Communications & Tracking Systems:

  • FGB MDM-1 is powered Off; FGB MDM-2 is operational.
  • All other Russian communications & tracking systems are nominal.
  • S-band is operating nominally (on string 2).
  • Ku-band is operating nominally.
  • Audio subsystem is operating nominally (IAC-1 is prime, IAC-2 is off).
  • Video subsystem operating nominally.
  • HCOR (high-rate communications outage recorder) is operating nominally.


  • SSRMS/Canadarm2 based at MBS PDGF #1/LEE B, with Keep Alive (KA) power on both strings.
  • MBS: KA power on both strings. 
  • MT: latched and mated at WS4. 
  • POA: KA power on both strings.
  • RWS (robotics workstations): Lab RWS is On (DCP connected); Cupola RWS is Off.

ISS Orbit  (as of this morning, 6:39am EST [= epoch]):

  • Mean altitude — 370.7 km
  • Apogee — 376.2 km
  • Perigee — 365.3 km
  • Period — 92.0 min.
  • Inclination (to Equator) —  51.63 deg
  • Eccentricity — 0.0008031
  • Orbits per 24-hr. day — 15.66
  • Mean altitude loss last 24 hours — 100 m
  • Revolutions since FGB/Zarya launch (Nov. ’98)  — 29420

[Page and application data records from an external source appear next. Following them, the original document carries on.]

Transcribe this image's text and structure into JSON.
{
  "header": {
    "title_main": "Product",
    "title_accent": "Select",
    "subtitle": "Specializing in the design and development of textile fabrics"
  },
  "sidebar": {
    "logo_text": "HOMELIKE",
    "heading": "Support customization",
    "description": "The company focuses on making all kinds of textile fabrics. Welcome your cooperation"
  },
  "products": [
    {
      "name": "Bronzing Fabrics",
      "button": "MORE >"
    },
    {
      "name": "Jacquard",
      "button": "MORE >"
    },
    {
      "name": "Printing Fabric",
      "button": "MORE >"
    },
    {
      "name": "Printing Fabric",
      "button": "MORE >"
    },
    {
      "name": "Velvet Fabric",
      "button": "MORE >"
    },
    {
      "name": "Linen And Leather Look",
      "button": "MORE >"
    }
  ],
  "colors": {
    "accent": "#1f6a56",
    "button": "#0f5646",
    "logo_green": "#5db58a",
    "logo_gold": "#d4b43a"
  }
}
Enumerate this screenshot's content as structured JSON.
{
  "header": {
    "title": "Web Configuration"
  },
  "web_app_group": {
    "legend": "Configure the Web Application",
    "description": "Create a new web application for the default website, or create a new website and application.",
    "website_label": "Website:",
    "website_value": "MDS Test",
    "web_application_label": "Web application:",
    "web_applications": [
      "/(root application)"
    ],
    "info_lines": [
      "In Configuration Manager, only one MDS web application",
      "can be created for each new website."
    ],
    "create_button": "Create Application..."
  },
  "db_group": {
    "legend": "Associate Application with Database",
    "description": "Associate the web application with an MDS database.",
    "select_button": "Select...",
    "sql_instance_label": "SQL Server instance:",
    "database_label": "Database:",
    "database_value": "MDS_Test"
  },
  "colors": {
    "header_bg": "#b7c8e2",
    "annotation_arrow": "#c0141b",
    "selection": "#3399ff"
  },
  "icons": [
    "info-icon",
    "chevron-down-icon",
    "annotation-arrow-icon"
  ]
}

For more on ISS orbit and worldwide ISS naked-eye visibility dates/times, see

SpaceRef staff editor.